▸ **ASSIGNED TASK**
Your response should reproduce every line of the entries that contains the word "zustimmen".

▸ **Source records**

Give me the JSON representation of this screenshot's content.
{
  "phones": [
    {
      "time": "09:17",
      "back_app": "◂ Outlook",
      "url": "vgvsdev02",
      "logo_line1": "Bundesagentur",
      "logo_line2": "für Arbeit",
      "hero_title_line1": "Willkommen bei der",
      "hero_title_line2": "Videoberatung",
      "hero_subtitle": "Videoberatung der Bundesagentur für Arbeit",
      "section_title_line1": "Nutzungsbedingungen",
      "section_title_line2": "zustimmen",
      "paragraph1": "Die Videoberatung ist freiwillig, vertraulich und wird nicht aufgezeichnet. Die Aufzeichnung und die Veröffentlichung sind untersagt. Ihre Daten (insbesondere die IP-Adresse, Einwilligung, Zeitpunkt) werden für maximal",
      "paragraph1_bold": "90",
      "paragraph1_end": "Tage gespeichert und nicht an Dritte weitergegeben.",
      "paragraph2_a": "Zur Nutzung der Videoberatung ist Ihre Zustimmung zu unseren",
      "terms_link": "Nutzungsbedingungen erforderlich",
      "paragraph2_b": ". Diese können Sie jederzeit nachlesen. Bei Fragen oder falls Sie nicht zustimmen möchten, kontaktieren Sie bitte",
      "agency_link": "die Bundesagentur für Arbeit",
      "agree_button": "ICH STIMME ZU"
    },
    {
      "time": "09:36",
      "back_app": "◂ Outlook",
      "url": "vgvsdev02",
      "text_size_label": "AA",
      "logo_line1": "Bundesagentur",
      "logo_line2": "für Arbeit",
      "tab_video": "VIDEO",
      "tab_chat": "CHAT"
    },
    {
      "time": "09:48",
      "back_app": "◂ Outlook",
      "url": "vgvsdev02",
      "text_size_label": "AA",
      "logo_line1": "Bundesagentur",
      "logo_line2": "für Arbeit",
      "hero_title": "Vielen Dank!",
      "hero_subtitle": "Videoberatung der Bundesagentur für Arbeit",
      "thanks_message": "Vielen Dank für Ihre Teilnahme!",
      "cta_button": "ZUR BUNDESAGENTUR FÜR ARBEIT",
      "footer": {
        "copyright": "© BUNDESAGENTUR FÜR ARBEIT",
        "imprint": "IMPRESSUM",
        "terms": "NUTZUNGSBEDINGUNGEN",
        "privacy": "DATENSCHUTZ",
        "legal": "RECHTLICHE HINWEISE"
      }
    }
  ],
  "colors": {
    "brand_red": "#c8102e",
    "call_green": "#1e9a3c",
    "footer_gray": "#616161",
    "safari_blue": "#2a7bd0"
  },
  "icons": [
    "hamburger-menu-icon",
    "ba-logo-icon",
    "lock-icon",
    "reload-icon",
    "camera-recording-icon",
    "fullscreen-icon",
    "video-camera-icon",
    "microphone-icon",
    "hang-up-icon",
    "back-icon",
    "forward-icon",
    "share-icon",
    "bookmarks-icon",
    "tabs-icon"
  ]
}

▸ **WRITTEN RESPONSE**
      "section_title_line2": "zustimmen",
      "paragraph2_b": ". Diese können Sie jederzeit nachlesen. Bei Fragen oder falls Sie nicht zustimmen möchten, kontaktieren Sie bitte",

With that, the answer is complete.